Exercise :: The entries follow. Print each one exactly.

Data for processing ::

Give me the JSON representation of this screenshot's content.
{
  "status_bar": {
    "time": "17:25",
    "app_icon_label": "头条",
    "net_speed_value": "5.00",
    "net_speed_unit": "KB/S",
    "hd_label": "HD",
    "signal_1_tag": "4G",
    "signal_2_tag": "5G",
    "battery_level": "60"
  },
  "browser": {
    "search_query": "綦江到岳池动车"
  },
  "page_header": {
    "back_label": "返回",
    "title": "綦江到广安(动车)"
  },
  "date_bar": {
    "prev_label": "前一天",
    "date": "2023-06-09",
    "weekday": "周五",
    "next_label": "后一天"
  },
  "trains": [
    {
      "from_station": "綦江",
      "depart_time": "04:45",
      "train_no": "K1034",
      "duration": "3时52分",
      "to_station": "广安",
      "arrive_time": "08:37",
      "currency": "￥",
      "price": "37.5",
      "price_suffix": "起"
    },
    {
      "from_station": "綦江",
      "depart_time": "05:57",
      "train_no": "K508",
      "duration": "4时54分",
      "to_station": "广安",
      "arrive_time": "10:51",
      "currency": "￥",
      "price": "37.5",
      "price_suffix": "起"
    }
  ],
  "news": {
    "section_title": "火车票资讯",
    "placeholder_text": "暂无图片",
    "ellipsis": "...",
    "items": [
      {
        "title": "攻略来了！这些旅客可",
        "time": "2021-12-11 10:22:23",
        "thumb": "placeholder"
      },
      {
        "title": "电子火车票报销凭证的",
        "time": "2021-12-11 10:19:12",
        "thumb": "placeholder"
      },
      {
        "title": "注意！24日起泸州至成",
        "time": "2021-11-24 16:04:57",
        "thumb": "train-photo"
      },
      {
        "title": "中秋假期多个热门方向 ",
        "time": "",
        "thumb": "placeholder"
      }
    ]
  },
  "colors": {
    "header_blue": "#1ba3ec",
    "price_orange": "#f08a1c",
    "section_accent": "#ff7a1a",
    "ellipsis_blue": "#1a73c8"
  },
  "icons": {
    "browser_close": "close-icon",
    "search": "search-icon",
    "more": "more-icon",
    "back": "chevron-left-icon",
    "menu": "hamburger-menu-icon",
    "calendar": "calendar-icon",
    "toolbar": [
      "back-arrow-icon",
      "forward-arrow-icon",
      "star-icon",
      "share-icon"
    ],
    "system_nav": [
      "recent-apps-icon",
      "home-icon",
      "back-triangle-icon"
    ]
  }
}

Output for this task ::
Give me the JSON representation of this screenshot's content.
{
  "status_bar": {
    "time": "17:25",
    "app_icon_label": "头条",
    "net_speed_value": "5.00",
    "net_speed_unit": "KB/S",
    "hd_label": "HD",
    "signal_1_tag": "4G",
    "signal_2_tag": "5G",
    "battery_level": "60"
  },
  "browser": {
    "search_query": "綦江到岳池动车"
  },
  "page_header": {
    "back_label": "返回",
    "title": "綦江到广安(动车)"
  },
  "date_bar": {
    "prev_label": "前一天",
    "date": "2023-06-09",
    "weekday": "周五",
    "next_label": "后一天"
  },
  "trains": [
    {
      "from_station": "綦江",
      "depart_time": "04:45",
      "train_no": "K1034",
      "duration": "3时52分",
      "to_station": "广安",
      "arrive_time": "08:37",
      "currency": "￥",
      "price": "37.5",
      "price_suffix": "起"
    },
    {
      "from_station": "綦江",
      "depart_time": "05:57",
      "train_no": "K508",
      "duration": "4时54分",
      "to_station": "广安",
      "arrive_time": "10:51",
      "currency": "￥",
      "price": "37.5",
      "price_suffix": "起"
    }
  ],
  "news": {
    "section_title": "火车票资讯",
    "placeholder_text": "暂无图片",
    "ellipsis": "...",
    "items": [
      {
        "title": "攻略来了！这些旅客可",
        "time": "2021-12-11 10:22:23",
        "thumb": "placeholder"
      },
      {
        "title": "电子火车票报销凭证的",
        "time": "2021-12-11 10:19:12",
        "thumb": "placeholder"
      },
      {
        "title": "注意！24日起泸州至成",
        "time": "2021-11-24 16:04:57",
        "thumb": "train-photo"
      },
      {
        "title": "中秋假期多个热门方向 ",
        "time": "",
        "thumb": "placeholder"
      }
    ]
  },
  "colors": {
    "header_blue": "#1ba3ec",
    "price_orange": "#f08a1c",
    "section_accent": "#ff7a1a",
    "ellipsis_blue": "#1a73c8"
  },
  "icons": {
    "browser_close": "close-icon",
    "search": "search-icon",
    "more": "more-icon",
    "back": "chevron-left-icon",
    "menu": "hamburger-menu-icon",
    "calendar": "calendar-icon",
    "toolbar": [
      "back-arrow-icon",
      "forward-arrow-icon",
      "star-icon",
      "share-icon"
    ],
    "system_nav": [
      "recent-apps-icon",
      "home-icon",
      "back-triangle-icon"
    ]
  }
}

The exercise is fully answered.